AB - BACKGROUND: Butter is known to have a cholesterol-raising effect and, therefore, has often been included as a negative control in dietary studies, whereas the effect of moderate butter intake has not been elucidated to our knowledge.OBJECTIVE: We compared the effects of moderate butter intake, moderate olive oil intake, and a habitual diet on blood lipids, high-sensitivity C-reactive protein (hsCRP), glucose, and insulin.DESIGN: The study was a controlled, double-blinded, randomized 2 × 5-wk crossover dietary intervention study with a 14-d run-in period during which subjects consumed their habitual diets. The study included 47 healthy men and women (mean ± SD total cholesterol: 5.22 ± 0.90 mmol/L) who substituted a part of their habitual diets with 4.5% of energy from butter or refined olive oil.RESULTS: Study subjects were 70% women with a mean age and body mass index (in kg/m(2)) of 40.4 y and 23.5, respectively. Butter intake increased total cholesterol and LDL cholesterol more than did olive oil intake (P < 0.05) and the run-in period (P < 0.005 and P < 0.05, respectively) and increased HDL cholesterol compared with the run-in period (P < 0.05). No difference in effects was observed for triacylglycerol, hsCRP, insulin, and glucose concentrations. The intake of saturated fatty acids was significantly higher in the butter period than in the olive oil and run-in periods (P < 0.0001).CONCLUSIONS: Moderate intake of butter resulted in increases in total cholesterol and LDL cholesterol compared with the effects of olive oil intake and a habitual diet (run-in period). Furthermore, moderate butter intake was also followed by an increase in HDL cholesterol compared with the habitual diet. We conclude that hypercholesterolemic people should keep their consumption of butter to a minimum, whereas moderate butter intake may be considered part of the diet in the normocholesterolemic population. This trial was registered at clinicaltrials.gov as NCT02116829.

U2 - 10.3945/ajcn.115.112227

DO - 10.3945/ajcn.115.112227

M3 - Journal article

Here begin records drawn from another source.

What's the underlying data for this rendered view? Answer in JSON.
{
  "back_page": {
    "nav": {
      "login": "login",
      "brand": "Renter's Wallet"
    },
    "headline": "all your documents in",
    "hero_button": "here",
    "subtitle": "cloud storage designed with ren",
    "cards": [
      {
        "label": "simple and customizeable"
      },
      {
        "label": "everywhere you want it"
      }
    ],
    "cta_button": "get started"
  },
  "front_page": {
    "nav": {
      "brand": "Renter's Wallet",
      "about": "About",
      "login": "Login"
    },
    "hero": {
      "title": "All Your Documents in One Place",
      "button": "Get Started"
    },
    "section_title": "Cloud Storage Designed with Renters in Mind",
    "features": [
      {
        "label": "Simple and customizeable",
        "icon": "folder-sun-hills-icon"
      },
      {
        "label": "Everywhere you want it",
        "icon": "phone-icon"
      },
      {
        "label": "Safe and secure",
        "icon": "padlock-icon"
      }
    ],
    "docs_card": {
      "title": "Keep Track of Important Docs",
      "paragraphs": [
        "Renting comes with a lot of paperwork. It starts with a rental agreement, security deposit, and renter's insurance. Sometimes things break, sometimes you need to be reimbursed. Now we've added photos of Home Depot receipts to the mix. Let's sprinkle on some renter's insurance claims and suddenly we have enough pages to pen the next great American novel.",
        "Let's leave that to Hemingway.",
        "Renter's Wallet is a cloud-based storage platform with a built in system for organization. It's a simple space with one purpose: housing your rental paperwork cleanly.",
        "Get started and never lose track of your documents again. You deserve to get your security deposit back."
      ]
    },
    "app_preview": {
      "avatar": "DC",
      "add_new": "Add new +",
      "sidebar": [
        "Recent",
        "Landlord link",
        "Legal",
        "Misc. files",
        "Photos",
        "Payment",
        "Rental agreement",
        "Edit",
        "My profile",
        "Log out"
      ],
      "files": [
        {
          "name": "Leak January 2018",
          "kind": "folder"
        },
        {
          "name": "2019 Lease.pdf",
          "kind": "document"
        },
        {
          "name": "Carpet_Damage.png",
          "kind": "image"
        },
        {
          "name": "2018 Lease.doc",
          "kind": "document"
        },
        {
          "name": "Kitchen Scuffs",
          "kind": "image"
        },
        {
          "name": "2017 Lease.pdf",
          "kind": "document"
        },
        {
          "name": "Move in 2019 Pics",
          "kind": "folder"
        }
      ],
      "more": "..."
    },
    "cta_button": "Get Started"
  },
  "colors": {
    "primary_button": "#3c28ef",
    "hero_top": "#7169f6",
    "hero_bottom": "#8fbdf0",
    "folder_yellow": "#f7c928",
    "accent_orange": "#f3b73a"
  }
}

C2 - 26135349

VL - 102

SP - 309

EP - 315

JO - American Journal of Clinical Nutrition

JF - American Journal of Clinical Nutrition

SN - 0002-9165

IS - 2

ER -

ID: 142036050